Compendium Prints

I have prints of "A Compendium of Heroines"!  The images are 7x7" on 8.5x11" german museum etching paper by hahnemuhle.  This paper is heavyweight and really rich looking.  It soaks up the ink and they look so vivid!  I'm really pleased.  I'm offering them on etsy for $15 each or a discount for the whole series of nine.  

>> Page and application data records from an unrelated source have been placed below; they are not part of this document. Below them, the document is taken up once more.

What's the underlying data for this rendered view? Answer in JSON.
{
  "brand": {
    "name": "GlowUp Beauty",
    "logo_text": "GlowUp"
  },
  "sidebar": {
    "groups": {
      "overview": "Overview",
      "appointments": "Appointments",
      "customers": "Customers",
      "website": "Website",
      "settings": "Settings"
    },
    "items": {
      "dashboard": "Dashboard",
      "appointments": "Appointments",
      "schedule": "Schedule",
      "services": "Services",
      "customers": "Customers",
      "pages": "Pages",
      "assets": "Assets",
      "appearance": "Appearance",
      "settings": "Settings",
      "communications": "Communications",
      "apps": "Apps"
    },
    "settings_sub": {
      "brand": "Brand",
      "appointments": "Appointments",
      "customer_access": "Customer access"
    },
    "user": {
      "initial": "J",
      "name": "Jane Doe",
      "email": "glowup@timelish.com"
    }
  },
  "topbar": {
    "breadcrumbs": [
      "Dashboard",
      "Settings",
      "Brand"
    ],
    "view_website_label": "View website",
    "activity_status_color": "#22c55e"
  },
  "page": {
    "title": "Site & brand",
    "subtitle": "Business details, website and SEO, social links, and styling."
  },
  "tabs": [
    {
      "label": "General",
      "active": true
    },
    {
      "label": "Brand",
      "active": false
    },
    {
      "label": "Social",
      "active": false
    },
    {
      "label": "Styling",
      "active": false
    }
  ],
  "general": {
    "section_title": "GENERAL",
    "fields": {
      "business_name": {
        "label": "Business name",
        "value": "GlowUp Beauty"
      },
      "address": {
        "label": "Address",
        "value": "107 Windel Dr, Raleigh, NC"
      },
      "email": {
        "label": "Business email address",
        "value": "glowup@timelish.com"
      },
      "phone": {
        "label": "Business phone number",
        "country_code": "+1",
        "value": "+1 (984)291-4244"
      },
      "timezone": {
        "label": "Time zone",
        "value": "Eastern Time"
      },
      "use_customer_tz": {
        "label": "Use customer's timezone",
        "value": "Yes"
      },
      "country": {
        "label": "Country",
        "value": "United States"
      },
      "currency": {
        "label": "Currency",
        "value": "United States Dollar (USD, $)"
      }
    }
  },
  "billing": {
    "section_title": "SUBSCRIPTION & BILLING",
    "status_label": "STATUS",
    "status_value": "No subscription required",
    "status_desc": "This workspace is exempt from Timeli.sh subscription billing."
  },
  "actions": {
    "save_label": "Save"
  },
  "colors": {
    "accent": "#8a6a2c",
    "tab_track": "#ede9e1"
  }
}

Before I sent the nine paintings "A Compendium of Heroines" off to blowing sands gallery, I managed to scan them.  I had been hoping to get them to Coeur D'alene to a place that has a really wonderful high end art scanning system, and offers a super price for multiples of the size I paint, but it was too tight of a squeeze to ship them off in time for Rebecca Devere to hang, so I thought I would do my best to scan them at home.  I did 4 scans of each painting at 1200 dpi and then pieced them together in photoshop and I have to say they came out much better than I thought they would, in fact the detail is much more sharp than paintings I've had professionally scanned in the past.  Yay!